'Tides' is an album of pieces which have been created through extensive research and collaboration. Each piece explores a way of fusing composed music with improvisation to create a third 'stream'; a language which can enable creativity to take place.
The players taking part in this exploration were Jennifer Stinton (flute), Sue Gill (clarinet), Tim Whitehead (tenor saxophone), Dick Pierce (trumpet), Hilary Sturt and Joanna Parker (violins), Andrew Byrt (viola), Sophie Harris ('cello), Sam Burgess (double bass), Liam Noble (piano), Milo Fell (drums), Robert Millett (percussion).
1. While It Lasts
3. Oil On Water
4. I know Who The Alligators Are
5. Near East
6. Another View Of Annet
7. When Soft Voices Die
The exerpts are in MP3 format. To hear the excerpts click on either 96Kbps, 192Kbps or 320Kbps depending upon the speed of your internet connection. Note: you must have a media player capable of playing MP3 files. Click here to download Windows Media Player
Colin Riley writes about:
Harmony as a catalyst for improvising lines
Harmony is very central to my process of composition. I very often start with a chord and work outwards from there. I create chords that do not have any connection with my knowledge of traditional harmony. I follow my ear in other ways. Other sets of rules obviously come into play. The result gives a nod both towards atonality and towards elements of traditional and jazz harmony. My harmony stems from the physicality of the piano keyboard. It is for example, very often in 4-parts; 2 notes in each hand. The way I develop harmony from a single chord very often springs from the play between the interval in the right hand and the interval in the left hand. For this project I have tried to set up an ambiguous harmony so that the contribution of the jazz improviser will pull it in a new direction or re-shape it in a fresh light.
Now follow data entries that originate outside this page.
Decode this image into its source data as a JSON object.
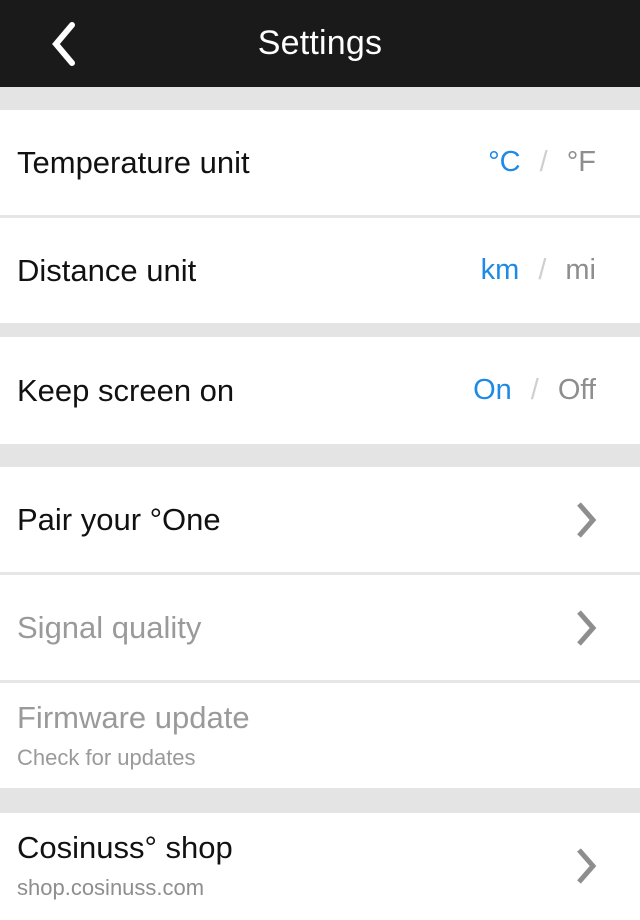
{
  "header": {
    "title": "Settings",
    "back_icon": "chevron-left-icon",
    "background": "#1a1a1a",
    "text_color": "#ffffff"
  },
  "colors": {
    "accent_blue": "#1e8ae8",
    "muted_gray": "#9a9a9a",
    "value_gray": "#8e8e8e",
    "separator_gray": "#e4e4e4",
    "divider_gray": "#e6e6e6",
    "text_black": "#111111"
  },
  "groups": [
    {
      "rows": [
        {
          "label": "Temperature unit",
          "type": "segmented",
          "options": [
            {
              "label": "°C",
              "selected": true
            },
            {
              "label": "°F",
              "selected": false
            }
          ],
          "separator": "/"
        },
        {
          "label": "Distance unit",
          "type": "segmented",
          "options": [
            {
              "label": "km",
              "selected": true
            },
            {
              "label": "mi",
              "selected": false
            }
          ],
          "separator": "/"
        }
      ]
    },
    {
      "rows": [
        {
          "label": "Keep screen on",
          "type": "segmented",
          "options": [
            {
              "label": "On",
              "selected": true
            },
            {
              "label": "Off",
              "selected": false
            }
          ],
          "separator": "/"
        }
      ]
    },
    {
      "rows": [
        {
          "label": "Pair your °One",
          "type": "navigation",
          "disabled": false,
          "chevron": "chevron-right-icon"
        },
        {
          "label": "Signal quality",
          "type": "navigation",
          "disabled": true,
          "chevron": "chevron-right-icon"
        },
        {
          "label": "Firmware update",
          "sublabel": "Check for updates",
          "type": "navigation",
          "disabled": true,
          "chevron": null
        }
      ]
    },
    {
      "rows": [
        {
          "label": "Cosinuss° shop",
          "sublabel": "shop.cosinuss.com",
          "type": "navigation",
          "disabled": false,
          "chevron": "chevron-right-icon"
        }
      ]
    }
  ]
}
Improvising Lines as a catalyst for harmony.
One particular piece uses improvisation as its starting point. A free, three minute improvisation was recorded using hard disk recording techniques and then edited and manipulated via the Logic Audio sequencing programme. The improvised line was notated in full and a score was created where all the harmony arose from this source.
Dialogue between Colin Riley and Tim Whitehead taken from a recorded interview on 9th May 2001.
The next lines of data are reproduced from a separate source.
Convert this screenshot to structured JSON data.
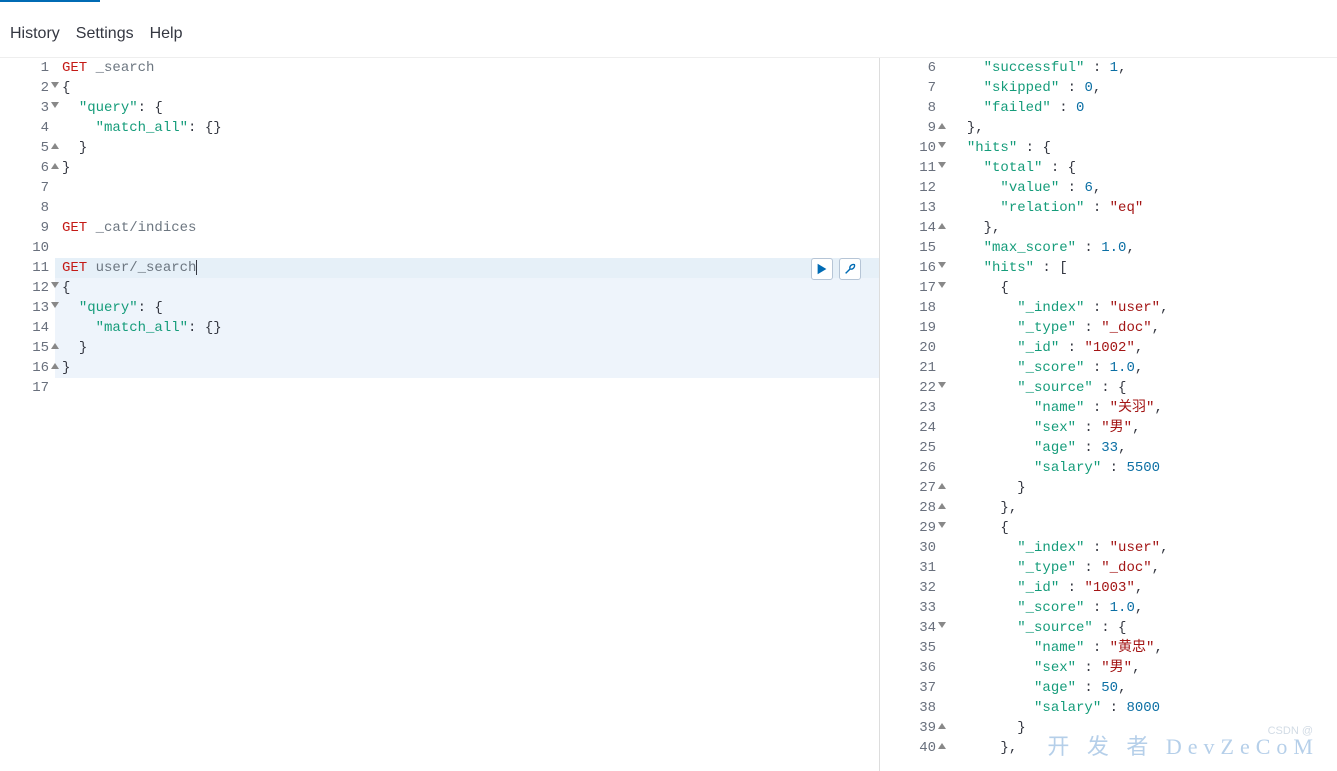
{
  "menubar": {
    "history": "History",
    "settings": "Settings",
    "help": "Help"
  },
  "editor": {
    "lines": [
      {
        "n": 1,
        "fold": "",
        "tokens": [
          [
            "method",
            "GET"
          ],
          [
            "plain",
            " "
          ],
          [
            "path",
            "_search"
          ]
        ]
      },
      {
        "n": 2,
        "fold": "open",
        "tokens": [
          [
            "punc",
            "{"
          ]
        ]
      },
      {
        "n": 3,
        "fold": "open",
        "tokens": [
          [
            "plain",
            "  "
          ],
          [
            "key",
            "\"query\""
          ],
          [
            "punc",
            ": {"
          ]
        ]
      },
      {
        "n": 4,
        "fold": "",
        "tokens": [
          [
            "plain",
            "    "
          ],
          [
            "key",
            "\"match_all\""
          ],
          [
            "punc",
            ": {}"
          ]
        ]
      },
      {
        "n": 5,
        "fold": "close",
        "tokens": [
          [
            "plain",
            "  "
          ],
          [
            "punc",
            "}"
          ]
        ]
      },
      {
        "n": 6,
        "fold": "close",
        "tokens": [
          [
            "punc",
            "}"
          ]
        ]
      },
      {
        "n": 7,
        "fold": "",
        "tokens": []
      },
      {
        "n": 8,
        "fold": "",
        "tokens": []
      },
      {
        "n": 9,
        "fold": "",
        "tokens": [
          [
            "method",
            "GET"
          ],
          [
            "plain",
            " "
          ],
          [
            "path",
            "_cat/indices"
          ]
        ]
      },
      {
        "n": 10,
        "fold": "",
        "tokens": []
      },
      {
        "n": 11,
        "fold": "",
        "tokens": [
          [
            "method",
            "GET"
          ],
          [
            "plain",
            " "
          ],
          [
            "path",
            "user/_search"
          ]
        ],
        "active": true,
        "cursor": true
      },
      {
        "n": 12,
        "fold": "open",
        "tokens": [
          [
            "punc",
            "{"
          ]
        ],
        "block": true
      },
      {
        "n": 13,
        "fold": "open",
        "tokens": [
          [
            "plain",
            "  "
          ],
          [
            "key",
            "\"query\""
          ],
          [
            "punc",
            ": {"
          ]
        ],
        "block": true
      },
      {
        "n": 14,
        "fold": "",
        "tokens": [
          [
            "plain",
            "    "
          ],
          [
            "key",
            "\"match_all\""
          ],
          [
            "punc",
            ": {}"
          ]
        ],
        "block": true
      },
      {
        "n": 15,
        "fold": "close",
        "tokens": [
          [
            "plain",
            "  "
          ],
          [
            "punc",
            "}"
          ]
        ],
        "block": true
      },
      {
        "n": 16,
        "fold": "close",
        "tokens": [
          [
            "punc",
            "}"
          ]
        ],
        "block": true
      },
      {
        "n": 17,
        "fold": "",
        "tokens": []
      }
    ]
  },
  "response": {
    "lines": [
      {
        "n": 6,
        "fold": "",
        "tokens": [
          [
            "plain",
            "    "
          ],
          [
            "key",
            "\"successful\""
          ],
          [
            "punc",
            " : "
          ],
          [
            "num",
            "1"
          ],
          [
            "punc",
            ","
          ]
        ]
      },
      {
        "n": 7,
        "fold": "",
        "tokens": [
          [
            "plain",
            "    "
          ],
          [
            "key",
            "\"skipped\""
          ],
          [
            "punc",
            " : "
          ],
          [
            "num",
            "0"
          ],
          [
            "punc",
            ","
          ]
        ]
      },
      {
        "n": 8,
        "fold": "",
        "tokens": [
          [
            "plain",
            "    "
          ],
          [
            "key",
            "\"failed\""
          ],
          [
            "punc",
            " : "
          ],
          [
            "num",
            "0"
          ]
        ]
      },
      {
        "n": 9,
        "fold": "close",
        "tokens": [
          [
            "plain",
            "  "
          ],
          [
            "punc",
            "},"
          ]
        ]
      },
      {
        "n": 10,
        "fold": "open",
        "tokens": [
          [
            "plain",
            "  "
          ],
          [
            "key",
            "\"hits\""
          ],
          [
            "punc",
            " : {"
          ]
        ]
      },
      {
        "n": 11,
        "fold": "open",
        "tokens": [
          [
            "plain",
            "    "
          ],
          [
            "key",
            "\"total\""
          ],
          [
            "punc",
            " : {"
          ]
        ]
      },
      {
        "n": 12,
        "fold": "",
        "tokens": [
          [
            "plain",
            "      "
          ],
          [
            "key",
            "\"value\""
          ],
          [
            "punc",
            " : "
          ],
          [
            "num",
            "6"
          ],
          [
            "punc",
            ","
          ]
        ]
      },
      {
        "n": 13,
        "fold": "",
        "tokens": [
          [
            "plain",
            "      "
          ],
          [
            "key",
            "\"relation\""
          ],
          [
            "punc",
            " : "
          ],
          [
            "str",
            "\"eq\""
          ]
        ]
      },
      {
        "n": 14,
        "fold": "close",
        "tokens": [
          [
            "plain",
            "    "
          ],
          [
            "punc",
            "},"
          ]
        ]
      },
      {
        "n": 15,
        "fold": "",
        "tokens": [
          [
            "plain",
            "    "
          ],
          [
            "key",
            "\"max_score\""
          ],
          [
            "punc",
            " : "
          ],
          [
            "num",
            "1.0"
          ],
          [
            "punc",
            ","
          ]
        ]
      },
      {
        "n": 16,
        "fold": "open",
        "tokens": [
          [
            "plain",
            "    "
          ],
          [
            "key",
            "\"hits\""
          ],
          [
            "punc",
            " : ["
          ]
        ]
      },
      {
        "n": 17,
        "fold": "open",
        "tokens": [
          [
            "plain",
            "      "
          ],
          [
            "punc",
            "{"
          ]
        ]
      },
      {
        "n": 18,
        "fold": "",
        "tokens": [
          [
            "plain",
            "        "
          ],
          [
            "key",
            "\"_index\""
          ],
          [
            "punc",
            " : "
          ],
          [
            "str",
            "\"user\""
          ],
          [
            "punc",
            ","
          ]
        ]
      },
      {
        "n": 19,
        "fold": "",
        "tokens": [
          [
            "plain",
            "        "
          ],
          [
            "key",
            "\"_type\""
          ],
          [
            "punc",
            " : "
          ],
          [
            "str",
            "\"_doc\""
          ],
          [
            "punc",
            ","
          ]
        ]
      },
      {
        "n": 20,
        "fold": "",
        "tokens": [
          [
            "plain",
            "        "
          ],
          [
            "key",
            "\"_id\""
          ],
          [
            "punc",
            " : "
          ],
          [
            "str",
            "\"1002\""
          ],
          [
            "punc",
            ","
          ]
        ]
      },
      {
        "n": 21,
        "fold": "",
        "tokens": [
          [
            "plain",
            "        "
          ],
          [
            "key",
            "\"_score\""
          ],
          [
            "punc",
            " : "
          ],
          [
            "num",
            "1.0"
          ],
          [
            "punc",
            ","
          ]
        ]
      },
      {
        "n": 22,
        "fold": "open",
        "tokens": [
          [
            "plain",
            "        "
          ],
          [
            "key",
            "\"_source\""
          ],
          [
            "punc",
            " : {"
          ]
        ]
      },
      {
        "n": 23,
        "fold": "",
        "tokens": [
          [
            "plain",
            "          "
          ],
          [
            "key",
            "\"name\""
          ],
          [
            "punc",
            " : "
          ],
          [
            "str",
            "\"关羽\""
          ],
          [
            "punc",
            ","
          ]
        ]
      },
      {
        "n": 24,
        "fold": "",
        "tokens": [
          [
            "plain",
            "          "
          ],
          [
            "key",
            "\"sex\""
          ],
          [
            "punc",
            " : "
          ],
          [
            "str",
            "\"男\""
          ],
          [
            "punc",
            ","
          ]
        ]
      },
      {
        "n": 25,
        "fold": "",
        "tokens": [
          [
            "plain",
            "          "
          ],
          [
            "key",
            "\"age\""
          ],
          [
            "punc",
            " : "
          ],
          [
            "num",
            "33"
          ],
          [
            "punc",
            ","
          ]
        ]
      },
      {
        "n": 26,
        "fold": "",
        "tokens": [
          [
            "plain",
            "          "
          ],
          [
            "key",
            "\"salary\""
          ],
          [
            "punc",
            " : "
          ],
          [
            "num",
            "5500"
          ]
        ]
      },
      {
        "n": 27,
        "fold": "close",
        "tokens": [
          [
            "plain",
            "        "
          ],
          [
            "punc",
            "}"
          ]
        ]
      },
      {
        "n": 28,
        "fold": "close",
        "tokens": [
          [
            "plain",
            "      "
          ],
          [
            "punc",
            "},"
          ]
        ]
      },
      {
        "n": 29,
        "fold": "open",
        "tokens": [
          [
            "plain",
            "      "
          ],
          [
            "punc",
            "{"
          ]
        ]
      },
      {
        "n": 30,
        "fold": "",
        "tokens": [
          [
            "plain",
            "        "
          ],
          [
            "key",
            "\"_index\""
          ],
          [
            "punc",
            " : "
          ],
          [
            "str",
            "\"user\""
          ],
          [
            "punc",
            ","
          ]
        ]
      },
      {
        "n": 31,
        "fold": "",
        "tokens": [
          [
            "plain",
            "        "
          ],
          [
            "key",
            "\"_type\""
          ],
          [
            "punc",
            " : "
          ],
          [
            "str",
            "\"_doc\""
          ],
          [
            "punc",
            ","
          ]
        ]
      },
      {
        "n": 32,
        "fold": "",
        "tokens": [
          [
            "plain",
            "        "
          ],
          [
            "key",
            "\"_id\""
          ],
          [
            "punc",
            " : "
          ],
          [
            "str",
            "\"1003\""
          ],
          [
            "punc",
            ","
          ]
        ]
      },
      {
        "n": 33,
        "fold": "",
        "tokens": [
          [
            "plain",
            "        "
          ],
          [
            "key",
            "\"_score\""
          ],
          [
            "punc",
            " : "
          ],
          [
            "num",
            "1.0"
          ],
          [
            "punc",
            ","
          ]
        ]
      },
      {
        "n": 34,
        "fold": "open",
        "tokens": [
          [
            "plain",
            "        "
          ],
          [
            "key",
            "\"_source\""
          ],
          [
            "punc",
            " : {"
          ]
        ]
      },
      {
        "n": 35,
        "fold": "",
        "tokens": [
          [
            "plain",
            "          "
          ],
          [
            "key",
            "\"name\""
          ],
          [
            "punc",
            " : "
          ],
          [
            "str",
            "\"黄忠\""
          ],
          [
            "punc",
            ","
          ]
        ]
      },
      {
        "n": 36,
        "fold": "",
        "tokens": [
          [
            "plain",
            "          "
          ],
          [
            "key",
            "\"sex\""
          ],
          [
            "punc",
            " : "
          ],
          [
            "str",
            "\"男\""
          ],
          [
            "punc",
            ","
          ]
        ]
      },
      {
        "n": 37,
        "fold": "",
        "tokens": [
          [
            "plain",
            "          "
          ],
          [
            "key",
            "\"age\""
          ],
          [
            "punc",
            " : "
          ],
          [
            "num",
            "50"
          ],
          [
            "punc",
            ","
          ]
        ]
      },
      {
        "n": 38,
        "fold": "",
        "tokens": [
          [
            "plain",
            "          "
          ],
          [
            "key",
            "\"salary\""
          ],
          [
            "punc",
            " : "
          ],
          [
            "num",
            "8000"
          ]
        ]
      },
      {
        "n": 39,
        "fold": "close",
        "tokens": [
          [
            "plain",
            "        "
          ],
          [
            "punc",
            "}"
          ]
        ]
      },
      {
        "n": 40,
        "fold": "close",
        "tokens": [
          [
            "plain",
            "      "
          ],
          [
            "punc",
            "},"
          ]
        ]
      }
    ]
  },
  "watermark": {
    "main": "开 发 者\nDevZeCoM",
    "sub": "CSDN @"
  }
}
Colin … this is a search that’s been three and a half years in the making and well worth it. I like to get involved in projects where I don't know the outcome. Collaboration normally sets up that situation. It places me in a more meaningful role as a composer. It's a chance to hang out and work with other artists, in this case jazz musicians. What about you?
Tim A few years ago I realised it was really important for me to be open to whatever happens - and when I heard your music I thought, "This is fantastic. I would love to be involved in this in some way." Not knowing how or anything like that, but just responding to that instinct. When we started the project we didn't know where it was going to go but we decided we'd try different ways of writing together. It was only later we owned up that we needed a larger ensemble which was a more frightening prospect. But we went for it because we realised that was what we really wanted to do to give full expression to our ideas.
Colin Yes, what we're doing is irrational. It's about setting off and seeing where it takes you, like the movement of water; like when we first put up some notes for the players on those early sessions with Liam, Sam and Milo and people thinking "Wow, what’s this?", and me farting around with a keyboard and with pre-recorded sequences in the studio. I knew there was something interesting about what we were doing because people didn't get it … it was placing people in a different area.
Colin What we're trying to do is important; the search for a new musical language which has a resonance - a validity - that works.
Tim Yes, we've been trying to find a language common to both of us.
Colin … and which isn't a compromise; which is the opposite of a compromise. It's bringing out something which is unexpected and better than we thought.
Tim Listening to the performance of work in progress from 1997 and then the rehearsals last year, the developments are really remarkable. Things like 'Bird' have gone through many metamorphoses, like shedding skins. Lots of things we tried and abandoned. It's all about the passage of time and the movement of ourselves in an exchange, and it's about finding in the flow of all this, a voice and for me, throwing myself into some uncertainty. It's about being in rehearsals and the recordings, and watching the way the players from the so-called jazz world and the so-called classical world were grappling and working to meet each other half way to find that language we struggled as composers to find.
Colin Certainly 'Tides' are what its about; unstoppable forces which move over a long period of time backwards and forwards so that your not sure what influences have been brought to bear by the other person to produce the finished piece. For instance the chord sequence I gave to you which you made into 'Near East' I found the other day. I played it through and thought "Blimey, he's really used a lot of that." The process of forgetting that a lot of those chords were mine is somehow magical. Water mixed together?
Tim The interesting thing for me about 'Near East' was when I first put your chord up on the piano and played them I immediately knew where it was going.
Colin The opposite is the case for me. I didn't know where to go with them! There have been other challenges as well, because its all a new area. We've notated the whole of an improvisation for instance …
Tim … and you orchestrated it.
Colin … and the mixing; deciding on production values. To say it's been easy wouldn't do justice to what we've done. And this is just the tip of the iceberg …
Colin Riley, June 2001
Lecturer in Music